The protagonist, P.T. Barnum (played by Hugh “Wolverine” Jackman) had a poor upbringing, yet he married a lady from a wealthy family and became “the greatest showman.” This was because of his strong sense of imagination. P.T. Barnum never stopped imagining and it consistently paid off throughout the movie.
Another character, Jenny Lind (played by Rebecca Ferguson) also dropped a powerful quote:
“A man’s station is determined by his imagination.”
As a creative, you must keep imagining. Keep seeking new ways of creating your work. Keep finding fresh angles to accomplish your craft.
If you practice this, you will be an unstoppable force.
3. It is possible to sell dreams
This was definitely the most emotional lesson I picked from the movie. P.T. Barnum sold his dreams of presenting the ‘exotic and magical’ to hundreds of his countrymen and he got paid for it.
Hence, no matter how weird your dreams are, there will always be a way. Your dreams can surely be monetized and sold to the world.
4. Marketing (Advertising) sure helps
Without promotion, something terrible happens…nothing!” – P.T Barnum.
Well, Marketing (especially offline) has not been on the strong side for me. But as time goes on, I have discovered it is needed for your ideology to reach the world.
Advertising is needed for your creative genie to gain more traction and flourish.
P.T. Barnum was not only the greatest in his showmanship business; he also showed it in his dealings with people. His conversation with Philip Carlyle (played by Zac Efron) was a brilliant illustration.
So learn to sway people into your thinking. Always show the immense benefits of dealing with you.
5. Your ‘BIG IDEA’ has already appeared to YOU
Barnum’s idea of a circus for the extraordinary came in his early days when a hunchback fed him an apple. This was his own ‘BIG IDEA’.
If you are over twenty, your big idea has already manifested in one form or another. It could be in form of a paperwork, abstract thoughts, news headline, comments from family, friends or well-wishers, seeing a painting in an antique shop, or waiting for a train to arrive.
Search deeper. Meditate and have flashbacks on your most creative days in past experiences. You will surely get a glimpse of the big idea.
My own ideology of chasing creativity was reflecting on my childhood days when I retold folktale stories (I will surely share some of these stories later on)
6. Things will go wrong when you start pleasing everybody
“I don’t know the key to success, but I know the key to failure is pleasing everybody.”
The above statement (attributed to Winston Churchill) is profound and was shown in the movie.
P.T. Barnum almost lost everything because of his desire to please the Herald reporter, Charity’s parents and the society’s elites. Philip wanted to please his own parents and almost lost the love of his life (played by Zendaya).
The advice here can be taken verbatim from the movie:
“You don’t need everyone to love you. Just a few good people.”
7. Have a purpose that exceeds the money
This is definitely the greatest lesson from the Greatest Showman.

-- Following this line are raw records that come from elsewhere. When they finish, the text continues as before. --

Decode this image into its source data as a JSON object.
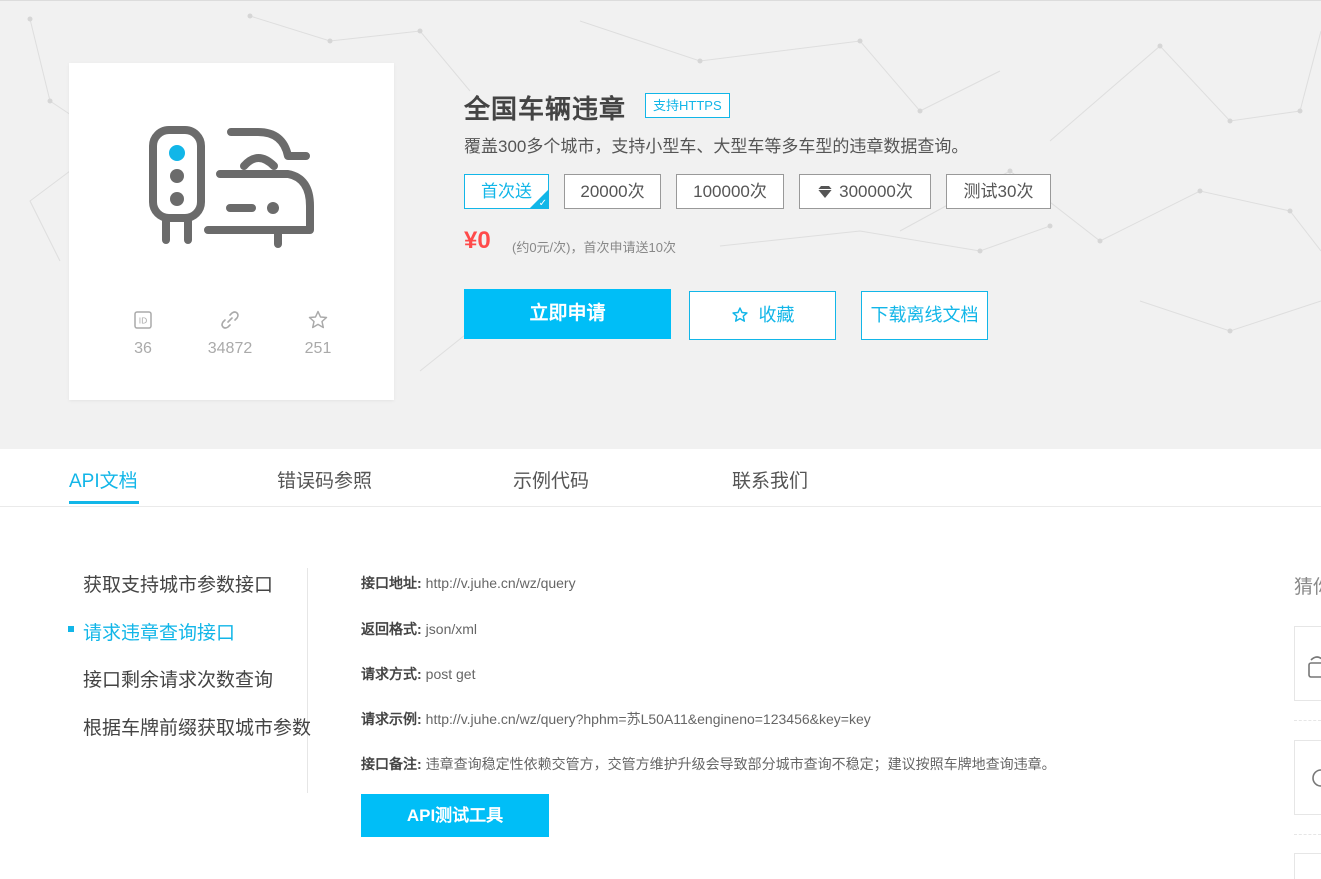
{
  "product": {
    "title": "全国车辆违章",
    "https_badge": "支持HTTPS",
    "subtitle": "覆盖300多个城市，支持小型车、大型车等多车型的违章数据查询。",
    "logo_icon": "traffic-light-car-icon",
    "stats": {
      "id_value": "36",
      "link_value": "34872",
      "star_value": "251"
    }
  },
  "packages": [
    {
      "label": "首次送",
      "selected": true
    },
    {
      "label": "20000次",
      "selected": false
    },
    {
      "label": "100000次",
      "selected": false
    },
    {
      "label": "300000次",
      "selected": false,
      "icon": "diamond-icon"
    },
    {
      "label": "测试30次",
      "selected": false
    }
  ],
  "price": {
    "amount": "¥0",
    "note": "(约0元/次)，首次申请送10次"
  },
  "actions": {
    "apply": "立即申请",
    "favorite": "收藏",
    "download": "下载离线文档"
  },
  "tabs": [
    "API文档",
    "错误码参照",
    "示例代码",
    "联系我们"
  ],
  "active_tab": "API文档",
  "sidenav": [
    {
      "label": "获取支持城市参数接口",
      "active": false
    },
    {
      "label": "请求违章查询接口",
      "active": true
    },
    {
      "label": "接口剩余请求次数查询",
      "active": false
    },
    {
      "label": "根据车牌前缀获取城市参数",
      "active": false
    }
  ],
  "details": [
    {
      "label": "接口地址:",
      "value": "http://v.juhe.cn/wz/query"
    },
    {
      "label": "返回格式:",
      "value": "json/xml"
    },
    {
      "label": "请求方式:",
      "value": "post get"
    },
    {
      "label": "请求示例:",
      "value": "http://v.juhe.cn/wz/query?hphm=苏L50A11&engineno=123456&key=key"
    },
    {
      "label": "接口备注:",
      "value": "违章查询稳定性依赖交管方，交管方维护升级会导致部分城市查询不稳定；建议按照车牌地查询违章。"
    }
  ],
  "test_tool": "API测试工具",
  "guess_title": "猜你",
  "colors": {
    "accent": "#12b6e8",
    "button": "#00bef7",
    "price": "#ff4a4a",
    "hero_bg": "#f1f1f1"
  }
}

When the money is coming, always have a sense of purpose. Have a set of core values to guide your decisions and relationships. Focus on what is important.
What saved Phil and Barnum was the core values they imbibed in others. For Phil, it was his friendship, love and adoration for fulfilling work that saved his share of his business.
And as for Phineas Theodore (P.T) Barnum, it was his creativity, sense of imagination and family love that finally made him a happy man.
So dear creative, which lesson from the movie will you apply to your craft?
Awesome lessons you’ve got here, Zamai. The Greatest Showman was a very creative movie. I find your 6th and 7th lessons more fascinating.
As creatives, there’s a tendency to want to be everything and everywhere. But soon, we find ourselves exoending our energies and drained. We can’t write/sing/act/create the way every audience wants. But we can find our unique voice and gift it to the people who appreciate it. I know this isn’t exactly the explanation you gave, but that’s a thought I got from the 6th point.
No. 7 has always been my drive in days the whole creative walk is a bore. The weight of my purpose becomes the motivation when money is not forthcoming.
Thanks for the list.
March 2, 2019 — 12:31 pm